Where are the doctors for Princeton?

A shortage of doctors that has led to reduced emergency room service has residents asking - where are all the doctors?

A shortage of doctors in Princeton that has led to a constantly changing schedule of reduced emergency room service has residents asking – where are all the doctors?

Most small rural towns have a hard time recruiting doctors, and Princeton is no exception.

Many new graduates prefer to start in larger cities, where there is more opportunity to specialize. This, coupled with a shortage of doctors in Canada, leaves rural B.C. communities struggling.

But Princeton is having a more difficult time finding new doctors than many other towns.

“If we had an emergency room resident trainer in Princeton who was able to provide guidance and experience to young residents just coming out of university, we would have a major attraction in getting new, younger doctors into town,” said Mayor Fred Thomas.

“They could establish their families here and make a decent living, and then would be able to build a practice with the right level of services that we used to have in Princeton.”

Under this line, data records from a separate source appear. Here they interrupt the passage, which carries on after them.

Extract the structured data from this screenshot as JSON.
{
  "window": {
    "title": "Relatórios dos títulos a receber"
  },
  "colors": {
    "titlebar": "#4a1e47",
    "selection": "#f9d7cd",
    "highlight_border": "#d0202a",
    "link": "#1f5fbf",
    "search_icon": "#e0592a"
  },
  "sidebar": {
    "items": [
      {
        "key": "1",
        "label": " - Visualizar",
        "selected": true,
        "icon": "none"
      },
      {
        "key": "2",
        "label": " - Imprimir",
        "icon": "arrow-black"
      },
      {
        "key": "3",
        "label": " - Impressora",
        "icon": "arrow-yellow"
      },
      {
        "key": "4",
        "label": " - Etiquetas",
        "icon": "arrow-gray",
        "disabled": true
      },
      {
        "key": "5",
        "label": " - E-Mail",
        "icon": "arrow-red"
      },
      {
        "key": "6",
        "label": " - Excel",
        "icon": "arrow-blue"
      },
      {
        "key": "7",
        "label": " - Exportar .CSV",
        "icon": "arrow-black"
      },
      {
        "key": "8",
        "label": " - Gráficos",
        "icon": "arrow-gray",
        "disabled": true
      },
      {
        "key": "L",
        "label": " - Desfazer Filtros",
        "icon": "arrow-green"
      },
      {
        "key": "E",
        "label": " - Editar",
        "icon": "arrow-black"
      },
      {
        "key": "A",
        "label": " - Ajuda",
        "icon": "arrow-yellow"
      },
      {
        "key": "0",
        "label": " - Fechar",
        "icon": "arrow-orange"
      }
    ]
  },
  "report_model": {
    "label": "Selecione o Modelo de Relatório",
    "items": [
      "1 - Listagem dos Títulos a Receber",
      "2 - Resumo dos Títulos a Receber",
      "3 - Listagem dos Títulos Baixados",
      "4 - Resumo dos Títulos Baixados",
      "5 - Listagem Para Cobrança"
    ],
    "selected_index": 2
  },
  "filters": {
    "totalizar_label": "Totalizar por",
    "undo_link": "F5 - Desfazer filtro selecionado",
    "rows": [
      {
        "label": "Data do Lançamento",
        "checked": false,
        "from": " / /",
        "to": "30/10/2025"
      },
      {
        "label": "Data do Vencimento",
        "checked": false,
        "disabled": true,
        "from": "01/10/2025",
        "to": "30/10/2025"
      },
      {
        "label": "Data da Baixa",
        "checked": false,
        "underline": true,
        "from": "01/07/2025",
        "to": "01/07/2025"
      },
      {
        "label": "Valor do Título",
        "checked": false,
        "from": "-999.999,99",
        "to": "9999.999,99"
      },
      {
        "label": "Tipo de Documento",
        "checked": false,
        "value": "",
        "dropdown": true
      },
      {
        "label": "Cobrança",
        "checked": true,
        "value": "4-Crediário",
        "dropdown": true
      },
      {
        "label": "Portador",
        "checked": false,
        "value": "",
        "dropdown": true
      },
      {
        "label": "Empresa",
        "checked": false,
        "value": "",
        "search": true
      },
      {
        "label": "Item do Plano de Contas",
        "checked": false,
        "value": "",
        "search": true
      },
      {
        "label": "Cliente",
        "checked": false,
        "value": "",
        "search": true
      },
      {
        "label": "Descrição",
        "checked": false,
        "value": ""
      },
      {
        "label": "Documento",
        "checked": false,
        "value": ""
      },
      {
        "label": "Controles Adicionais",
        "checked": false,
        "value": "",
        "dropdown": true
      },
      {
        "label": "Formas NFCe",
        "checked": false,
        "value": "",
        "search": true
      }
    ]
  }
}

To keep new doctors in Princeton, the hospital would eventually have to be able to do regular surgeries and deliveries, Thomas said.

But offering surgery at the Princeton Hospital won’t necessarily attract new doctors, said Susan Brown, South Okanagan Interior Health administrator.

Most doctors do not want to perform surgeries in a small community because they don’t get the support they would in larger communities, she said.

“I really do not believe that the lack of the [operating room] is a deterrent to physicians coming. It actually may be more attractive to physicians who wouldn’t want to do that kind of practice.”

Princeton is having a hard time finding a doctor because there is a lot of competition between small rural communities, Brown said.

“Many of the physicians who chose to practice in rural communities in the past are getting older, and there isn’t the same interest or uptake by the newer physicians to move into private practice in rural communities.”

But Thomas would like to see the hospital expand its services, instead of downsizing them.

The lack of emergency room services at the Princeton Hospital, which have lasted all day, have residents worried.

More dates have been added to a long list of emergency room service interruptions at the Princeton Hospital.

An on-call doctor will only see the most critical patients at the hospital from 8 a.m. March 6 to 8 a.m. March 7 and again from 8 a.m. March 8 to 8 a.m. March 9.

The hospital will also have limited services all day March 12.

But these times are subject to change with little notice.

Only patients whose life is in danger or who are at risk of losing a limb will be seen by a doctor while the hospital is in “LLTO” (Life Limb Threatened Organ) status.

The lack of emergency room services, which have lasted all day, have residents worried.

Princeton Hospital’s “downward spiral” could cause prospective newcomers to change their minds about living in Princeton, he said.

“The latest census figures, where Princeton has declined by two per cent, is proof positive that the declining services in town are leading to a diminution of our population.”

The situation got worse earlier this month when the emergency department was closed completely because there were no doctors available in Princeton.

Patients with serious emergencies would have been helicoptered in to Penticton or Kelowna, while an ambulance would have driven people with non-life threatening emergencies to Penticton, Thomas said.

More dates have been added to a long list of service interruptions at the hospital.

An on-call doctor only saw the most critical patients at the Princeton Hospital from 8 a.m. March 6 to 8 a.m. March 7 and again from 8 a.m. March 8 to 8 a.m. March 9.

The hospital also had limited services all day March 12.

And these times were subject to change with little notice.

Only patients whose life is in danger or who are at risk of losing a limb are seen by a doctor while the hospital is in “LLTO” (Life Limb Threatened Organ) status.

Princeton Hospital’s “downward spiral” could cause prospective newcomers to change their minds about moving to Princeton, Thomas said.

“The latest census figures, where Princeton has declined by two per cent, are proof positive that the declining services in town are leading to a diminution of our population.”

Princeton has not see  growth, even  with Copper Mountain Mine opening last year.

The situation at the hospital got worse earlier this month when the emergency department was closed completely because there were no doctors available in Princeton.

Patients with serious emergencies would have been helicoptered to Penticton or Kelowna, while an ambulance would have driven people with non-life threatening emergencies to Penticton.

The Princeton Hospital is the first hospital tourists hit after they exit Manning Park, and they expect there to be doctors present to treat patients, Thomas said.

“I want to get back to the level of services that we were at 10 or 12 years ago, when we had a thriving hospital and a thriving community.”

Interior Health is reaching out to doctors to come to Princeton.

It is advertising jobs in Princeton in journals doctors read, including specialized publications including the Canadian Journal of Rural Medicine, as well as more mainstream journals.

“We are really trying to focus on recruiting people who are interested in small rural communities,” Brown said.

She expects more progress to be made in the next month.